PROVIDED ENTRIES:
+++++

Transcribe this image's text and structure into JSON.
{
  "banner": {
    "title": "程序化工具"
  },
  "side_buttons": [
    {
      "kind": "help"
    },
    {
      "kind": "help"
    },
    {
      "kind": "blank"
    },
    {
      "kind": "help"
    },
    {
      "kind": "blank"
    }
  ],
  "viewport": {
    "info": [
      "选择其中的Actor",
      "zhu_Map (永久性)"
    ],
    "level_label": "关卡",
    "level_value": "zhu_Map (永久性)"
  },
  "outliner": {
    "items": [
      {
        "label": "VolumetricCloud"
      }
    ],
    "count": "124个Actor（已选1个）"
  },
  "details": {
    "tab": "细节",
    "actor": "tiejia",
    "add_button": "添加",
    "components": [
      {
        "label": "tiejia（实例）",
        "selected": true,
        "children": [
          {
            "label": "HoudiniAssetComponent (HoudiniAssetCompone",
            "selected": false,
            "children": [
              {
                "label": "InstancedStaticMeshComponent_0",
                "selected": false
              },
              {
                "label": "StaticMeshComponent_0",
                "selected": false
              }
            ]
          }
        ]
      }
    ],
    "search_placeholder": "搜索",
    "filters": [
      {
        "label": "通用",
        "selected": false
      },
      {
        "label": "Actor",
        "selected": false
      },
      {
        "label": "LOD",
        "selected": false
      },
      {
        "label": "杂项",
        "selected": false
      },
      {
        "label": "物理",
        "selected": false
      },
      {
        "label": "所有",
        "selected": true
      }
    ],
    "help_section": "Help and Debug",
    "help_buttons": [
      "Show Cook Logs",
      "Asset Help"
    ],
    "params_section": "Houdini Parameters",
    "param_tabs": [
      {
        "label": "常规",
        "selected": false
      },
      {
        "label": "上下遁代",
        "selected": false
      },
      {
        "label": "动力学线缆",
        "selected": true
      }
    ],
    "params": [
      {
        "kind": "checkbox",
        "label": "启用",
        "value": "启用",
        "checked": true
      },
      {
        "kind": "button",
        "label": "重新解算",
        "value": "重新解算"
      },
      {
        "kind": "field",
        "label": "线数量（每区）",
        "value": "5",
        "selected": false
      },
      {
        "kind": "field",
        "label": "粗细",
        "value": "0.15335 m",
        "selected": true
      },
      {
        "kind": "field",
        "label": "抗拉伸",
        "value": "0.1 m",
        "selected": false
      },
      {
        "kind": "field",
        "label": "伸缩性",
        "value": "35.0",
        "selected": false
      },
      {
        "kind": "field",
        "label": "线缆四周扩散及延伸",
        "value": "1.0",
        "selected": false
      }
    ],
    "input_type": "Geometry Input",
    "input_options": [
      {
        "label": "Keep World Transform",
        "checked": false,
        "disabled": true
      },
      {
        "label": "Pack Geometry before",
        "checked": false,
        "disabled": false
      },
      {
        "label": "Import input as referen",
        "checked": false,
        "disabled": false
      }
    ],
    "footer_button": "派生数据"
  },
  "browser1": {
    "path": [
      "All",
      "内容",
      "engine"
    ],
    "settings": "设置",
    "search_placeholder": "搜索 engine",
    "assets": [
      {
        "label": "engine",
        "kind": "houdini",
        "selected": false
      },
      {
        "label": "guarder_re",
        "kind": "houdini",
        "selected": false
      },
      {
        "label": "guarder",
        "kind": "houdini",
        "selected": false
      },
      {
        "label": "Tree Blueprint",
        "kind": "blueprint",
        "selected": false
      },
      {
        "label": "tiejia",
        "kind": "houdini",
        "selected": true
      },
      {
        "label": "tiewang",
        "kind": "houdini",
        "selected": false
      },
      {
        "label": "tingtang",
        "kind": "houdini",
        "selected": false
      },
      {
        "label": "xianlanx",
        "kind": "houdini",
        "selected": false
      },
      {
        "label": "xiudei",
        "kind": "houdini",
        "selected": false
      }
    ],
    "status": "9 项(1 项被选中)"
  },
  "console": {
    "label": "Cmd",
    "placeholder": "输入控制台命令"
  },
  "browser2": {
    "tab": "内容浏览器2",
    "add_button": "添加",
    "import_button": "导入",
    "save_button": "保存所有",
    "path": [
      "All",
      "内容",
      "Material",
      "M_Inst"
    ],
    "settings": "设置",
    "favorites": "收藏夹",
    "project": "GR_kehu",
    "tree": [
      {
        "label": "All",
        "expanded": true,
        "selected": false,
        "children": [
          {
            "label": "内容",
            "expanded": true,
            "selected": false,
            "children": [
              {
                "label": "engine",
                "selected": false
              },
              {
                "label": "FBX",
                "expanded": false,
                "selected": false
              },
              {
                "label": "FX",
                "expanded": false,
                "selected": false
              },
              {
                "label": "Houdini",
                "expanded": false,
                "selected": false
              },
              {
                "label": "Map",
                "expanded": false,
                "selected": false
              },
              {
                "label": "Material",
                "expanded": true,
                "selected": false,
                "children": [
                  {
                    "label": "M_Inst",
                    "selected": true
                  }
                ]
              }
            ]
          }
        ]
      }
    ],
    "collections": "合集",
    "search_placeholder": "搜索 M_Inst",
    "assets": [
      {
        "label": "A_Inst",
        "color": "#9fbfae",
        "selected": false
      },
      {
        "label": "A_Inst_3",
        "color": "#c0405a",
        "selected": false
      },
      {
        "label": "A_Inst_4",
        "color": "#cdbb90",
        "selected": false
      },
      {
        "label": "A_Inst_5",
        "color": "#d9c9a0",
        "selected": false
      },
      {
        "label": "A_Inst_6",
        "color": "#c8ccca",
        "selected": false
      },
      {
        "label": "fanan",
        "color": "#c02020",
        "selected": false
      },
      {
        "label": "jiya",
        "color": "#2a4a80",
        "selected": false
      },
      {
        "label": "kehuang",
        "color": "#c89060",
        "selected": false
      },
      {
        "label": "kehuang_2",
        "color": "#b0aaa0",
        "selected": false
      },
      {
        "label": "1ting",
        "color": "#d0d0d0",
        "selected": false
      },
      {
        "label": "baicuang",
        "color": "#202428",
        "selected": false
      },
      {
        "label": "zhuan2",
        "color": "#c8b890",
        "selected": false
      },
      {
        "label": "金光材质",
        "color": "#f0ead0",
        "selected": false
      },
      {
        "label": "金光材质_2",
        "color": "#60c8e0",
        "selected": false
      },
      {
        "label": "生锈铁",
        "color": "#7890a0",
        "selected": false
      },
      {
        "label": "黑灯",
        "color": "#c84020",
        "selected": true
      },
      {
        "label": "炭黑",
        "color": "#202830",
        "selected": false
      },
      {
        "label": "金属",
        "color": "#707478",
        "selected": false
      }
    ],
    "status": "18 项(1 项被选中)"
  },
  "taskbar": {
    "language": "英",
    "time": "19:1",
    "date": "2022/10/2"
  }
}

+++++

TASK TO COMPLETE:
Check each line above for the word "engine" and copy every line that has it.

RESULT FOR THIS EXERCISE:
      "engine"
    "search_placeholder": "搜索 engine",
        "label": "engine",
                "label": "engine",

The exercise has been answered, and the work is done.